If You Have Children, Talk to Them

The importance of normalizing discussions about the 4 Ss with children.

On November 12, 2022, I had the pleasure of giving the keynote speech at the launch of the Muslim Mental Health Institute of Canada in Winnipeg, Manitoba. It was quite a beautiful gathering where a dynamic group of thought leaders from Canada and the United States engaged in powerful and honest, yet difficult conversations about issues that are not commonly talked about in the Muslim community—topics like domestic violence, addiction, sexual orientation and gender identity, religious trauma, and suicide.

The stigma surrounding mental health is not unique to the followers of Islam. In fact, it stems from the cultures and backgrounds individuals come from rather than from the religion itself. Both the teachings of the Quran and the traditions of prophet Muhammad encourage individuals to speak up, express their emotions, and engage in healing dialogues no matter how “uncomfortable” they might be.

I have asked colleagues and youth from different faith backgrounds about topics that lead to heated discussions and even unnecessary family conflict, and the 4 issues that keep coming up as causing the most distress for our children are the same that make us the most anxious and defensive. In my opinion, this should be a reason to engage in, rather than shy away from, these discussions.

The 4 themes that I have identified as sources of internal struggles for youth and external struggles with their parents are the 4 Ss:

  1. Spirituality: Children are curious, and they have the right to ask questions about God. For the most part, however, they are told that God is a “red line” and that they should not question any aspect of their religion, faith, or spirituality.
  2. Sexuality: Children might have thoughts, feelings, and behaviors that have to do with them trying to explore and figure out who they are. Some might act on impulses that can get them into trouble with their parents. Sexual education is not usually a topic of conversation between family members, and any reference to puberty or normal human attractions often lead to awkward and angry interactions between children and their parents.
  3. Substance use: Many children, especially in their teenage years, might try using alcohol and/or other substances out of boredom or curiosity, due to peer pressure, or in an effort to fill an emotional void. They will likely then get punished by their family or penalized by the system that failed to provide them with other healthy and attractive alternatives. Individuals usually “act out” because of either missing a basic need or lacking a crucial coping skill. It is better to work through these issues than it is to ignore or criminalize them.
  4. Suicide: This is the worst outcome of human despair, and it can devastate or break down the family unit. When our children feel that they have no choices and no resources, they might see no other exit out of their misery than to resort to self-harm. The problem with suicide is that it is a permanent “solution” to suffering. No parent wants to bury their child, but suicide is a topic that is seldom discussed in the family context.

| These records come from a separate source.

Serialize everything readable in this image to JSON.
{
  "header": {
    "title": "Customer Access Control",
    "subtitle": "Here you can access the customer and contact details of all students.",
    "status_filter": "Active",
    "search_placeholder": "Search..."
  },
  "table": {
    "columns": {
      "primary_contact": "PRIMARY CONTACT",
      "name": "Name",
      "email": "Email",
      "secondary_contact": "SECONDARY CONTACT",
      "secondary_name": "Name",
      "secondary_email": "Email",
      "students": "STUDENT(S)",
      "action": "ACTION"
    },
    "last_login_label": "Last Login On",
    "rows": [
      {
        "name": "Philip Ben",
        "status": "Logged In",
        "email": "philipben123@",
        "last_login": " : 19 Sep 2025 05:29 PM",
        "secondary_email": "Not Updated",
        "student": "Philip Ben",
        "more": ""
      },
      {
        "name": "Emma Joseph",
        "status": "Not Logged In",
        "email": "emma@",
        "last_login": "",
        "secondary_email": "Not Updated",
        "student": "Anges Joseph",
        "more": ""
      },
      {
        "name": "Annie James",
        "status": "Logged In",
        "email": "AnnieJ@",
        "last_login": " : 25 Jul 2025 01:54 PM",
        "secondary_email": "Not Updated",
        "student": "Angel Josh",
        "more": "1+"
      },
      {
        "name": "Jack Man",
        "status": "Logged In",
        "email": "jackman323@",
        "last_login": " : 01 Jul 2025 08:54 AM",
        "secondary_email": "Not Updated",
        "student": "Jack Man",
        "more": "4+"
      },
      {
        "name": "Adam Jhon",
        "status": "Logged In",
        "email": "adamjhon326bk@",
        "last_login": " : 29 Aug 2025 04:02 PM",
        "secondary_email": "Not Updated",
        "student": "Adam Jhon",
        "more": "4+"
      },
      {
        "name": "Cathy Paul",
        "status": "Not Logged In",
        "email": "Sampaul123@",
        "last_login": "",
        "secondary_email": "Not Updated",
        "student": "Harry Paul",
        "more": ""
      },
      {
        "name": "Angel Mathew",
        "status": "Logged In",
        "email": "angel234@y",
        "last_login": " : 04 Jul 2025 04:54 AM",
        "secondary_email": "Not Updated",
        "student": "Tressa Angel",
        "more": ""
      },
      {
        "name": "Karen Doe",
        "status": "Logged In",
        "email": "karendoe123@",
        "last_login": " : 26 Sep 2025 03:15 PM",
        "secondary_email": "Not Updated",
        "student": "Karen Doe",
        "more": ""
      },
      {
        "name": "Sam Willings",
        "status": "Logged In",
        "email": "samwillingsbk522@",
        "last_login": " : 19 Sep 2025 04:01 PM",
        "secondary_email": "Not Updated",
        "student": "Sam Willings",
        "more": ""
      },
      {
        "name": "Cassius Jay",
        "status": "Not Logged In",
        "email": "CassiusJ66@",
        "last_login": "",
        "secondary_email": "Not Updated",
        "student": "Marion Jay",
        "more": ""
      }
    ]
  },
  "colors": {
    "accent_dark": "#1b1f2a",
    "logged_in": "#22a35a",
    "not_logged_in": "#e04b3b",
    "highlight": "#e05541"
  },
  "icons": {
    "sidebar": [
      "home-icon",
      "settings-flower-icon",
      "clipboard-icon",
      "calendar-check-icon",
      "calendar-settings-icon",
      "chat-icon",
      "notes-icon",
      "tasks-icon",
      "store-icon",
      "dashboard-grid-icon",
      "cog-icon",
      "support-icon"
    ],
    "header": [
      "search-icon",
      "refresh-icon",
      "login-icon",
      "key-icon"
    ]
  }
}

If we do not make our homes safe for our children to talk about issues that weigh heavily on their minds, hearts, and souls, we might lose them. I urge you to love your children; equip them with healthy and safe tools so they can face these challenges with confidence and grace; and let them know that your door is always open for them and that you welcome them as they are. We love our children unconditionally.

It takes a whole village to keep its children safe. Parents, teachers, and religious and community leaders will serve these young souls well if they collaborate with psychosocial workers and mental health clinicians to normalize these discussions at home, in schools, and in places of worship.

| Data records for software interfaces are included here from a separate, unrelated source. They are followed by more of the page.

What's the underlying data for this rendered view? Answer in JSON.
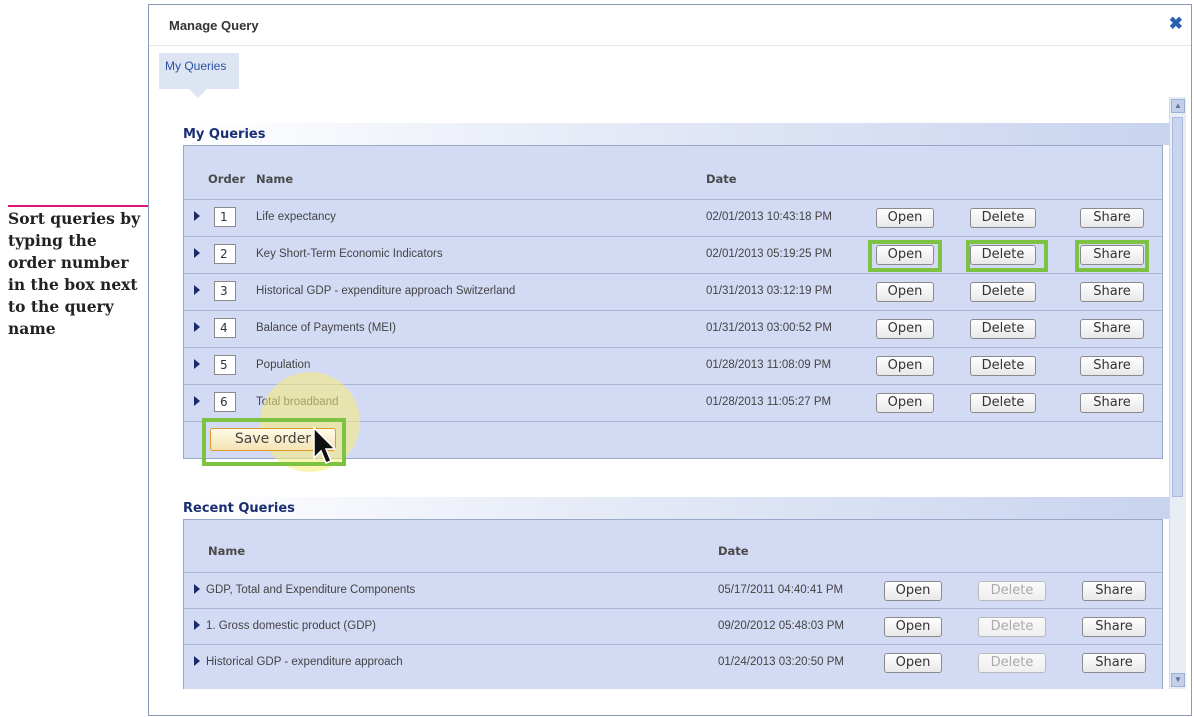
{
  "annotation": {
    "text": "Sort queries by typing the order number in the box next to the query name"
  },
  "dialog": {
    "title": "Manage Query",
    "close_icon": "close-icon",
    "tab_label": "My Queries"
  },
  "my_queries": {
    "heading": "My Queries",
    "columns": {
      "order": "Order",
      "name": "Name",
      "date": "Date"
    },
    "rows": [
      {
        "order": "1",
        "name": "Life expectancy",
        "date": "02/01/2013 10:43:18 PM"
      },
      {
        "order": "2",
        "name": "Key Short-Term Economic Indicators",
        "date": "02/01/2013 05:19:25 PM"
      },
      {
        "order": "3",
        "name": "Historical GDP - expenditure approach Switzerland",
        "date": "01/31/2013 03:12:19 PM"
      },
      {
        "order": "4",
        "name": "Balance of Payments (MEI)",
        "date": "01/31/2013 03:00:52 PM"
      },
      {
        "order": "5",
        "name": "Population",
        "date": "01/28/2013 11:08:09 PM"
      },
      {
        "order": "6",
        "name": "Total broadband",
        "date": "01/28/2013 11:05:27 PM"
      }
    ],
    "save_label": "Save order"
  },
  "recent_queries": {
    "heading": "Recent Queries",
    "columns": {
      "name": "Name",
      "date": "Date"
    },
    "rows": [
      {
        "name": "GDP, Total and Expenditure Components",
        "date": "05/17/2011 04:40:41 PM"
      },
      {
        "name": "1. Gross domestic product (GDP)",
        "date": "09/20/2012 05:48:03 PM"
      },
      {
        "name": "Historical GDP - expenditure approach",
        "date": "01/24/2013 03:20:50 PM"
      }
    ]
  },
  "buttons": {
    "open": "Open",
    "delete": "Delete",
    "share": "Share"
  },
  "colors": {
    "highlight": "#7dc242",
    "annotation": "#e0157a",
    "panel": "#d3daf3",
    "heading": "#1a2f73"
  }
}
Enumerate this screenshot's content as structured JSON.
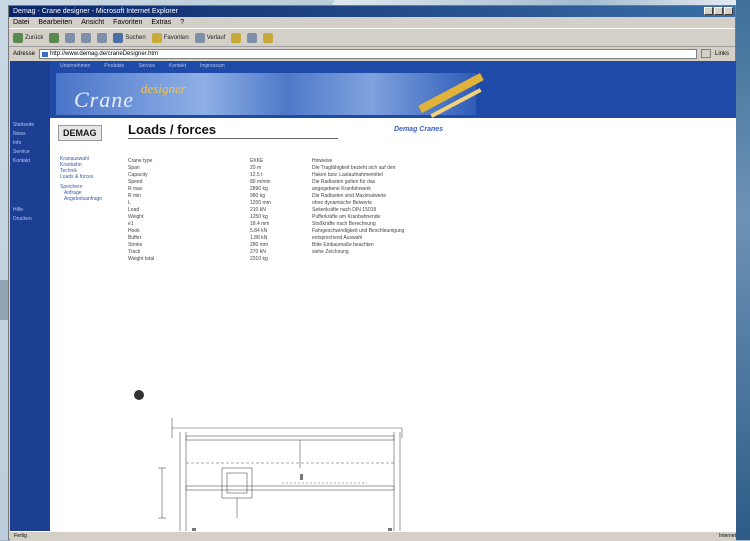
{
  "window": {
    "title": "Demag - Crane designer - Microsoft Internet Explorer"
  },
  "menu": [
    "Datei",
    "Bearbeiten",
    "Ansicht",
    "Favoriten",
    "Extras",
    "?"
  ],
  "toolbar": {
    "back": "Zurück",
    "forward": "",
    "search": "Suchen",
    "favorites": "Favoriten",
    "history": "Verlauf"
  },
  "address": {
    "label": "Adresse",
    "value": "http://www.demag.de/craneDesigner.htm",
    "links": "Links"
  },
  "nav": {
    "top_links": [
      "Unternehmen",
      "Produkte",
      "Service",
      "Kontakt",
      "Impressum"
    ],
    "left_items": [
      "Startseite",
      "News",
      "Info",
      "Service",
      "Kontakt",
      "",
      "Hilfe",
      "Drucken"
    ]
  },
  "banner": {
    "title": "Crane",
    "subtitle": "designer"
  },
  "sidebar": {
    "logo": "DEMAG",
    "links_a": [
      "Kranauswahl",
      "Kranbahn",
      "Technik",
      "Loads & forces"
    ],
    "links_b": [
      "Speichern",
      "Anfrage",
      "Angebotsanfrage"
    ]
  },
  "main": {
    "title": "Loads / forces",
    "brand_link": "Demag Cranes",
    "table_rows": [
      [
        "Crane type",
        "EKKE",
        "Hinweise"
      ],
      [
        "Span",
        "20 m",
        "Die Tragfähigkeit bezieht sich auf den"
      ],
      [
        "Capacity",
        "12.5 t",
        "Haken bzw. Lastaufnahmemittel"
      ],
      [
        "Speed",
        "80 m/min",
        "Die Radlasten gelten für das"
      ],
      [
        "R max",
        "2890 kg",
        "angegebene Kranfahrwerk"
      ],
      [
        "R min",
        "980 kg",
        "Die Radlasten sind Maximalwerte"
      ],
      [
        "L",
        "1200 mm",
        "ohne dynamische Beiwerte"
      ],
      [
        "Load",
        "210 kN",
        "Seitenkräfte nach DIN 15018"
      ],
      [
        "Weight",
        "1250 kg",
        "Pufferkräfte am Kranbahnende"
      ],
      [
        "e1",
        "18.4 mm",
        "Stoßkräfte nach Berechnung"
      ],
      [
        "Hook",
        "5.84 kN",
        "Fahrgeschwindigkeit und Beschleunigung"
      ],
      [
        "Buffer",
        "1.88 kN",
        "entsprechend Auswahl"
      ],
      [
        "Stroke",
        "280 mm",
        "Bitte Einbaumaße beachten"
      ],
      [
        "Track",
        "270 kN",
        "siehe Zeichnung"
      ],
      [
        "Weight total",
        "2310 kg",
        ""
      ]
    ]
  },
  "status": {
    "left": "Fertig",
    "right": "Internet"
  }
}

I urge you all to not neglect your children or push them away, because you might otherwise end up attending their funeral. That is why initiatives like the Muslim Mental Health Institute of Canada are very important, because this cycle needs to be broken.

Dr Reda is a psychiatrist in Colorado. He is the author of The Wounded Healer: The Pain and Joy of Caregiving.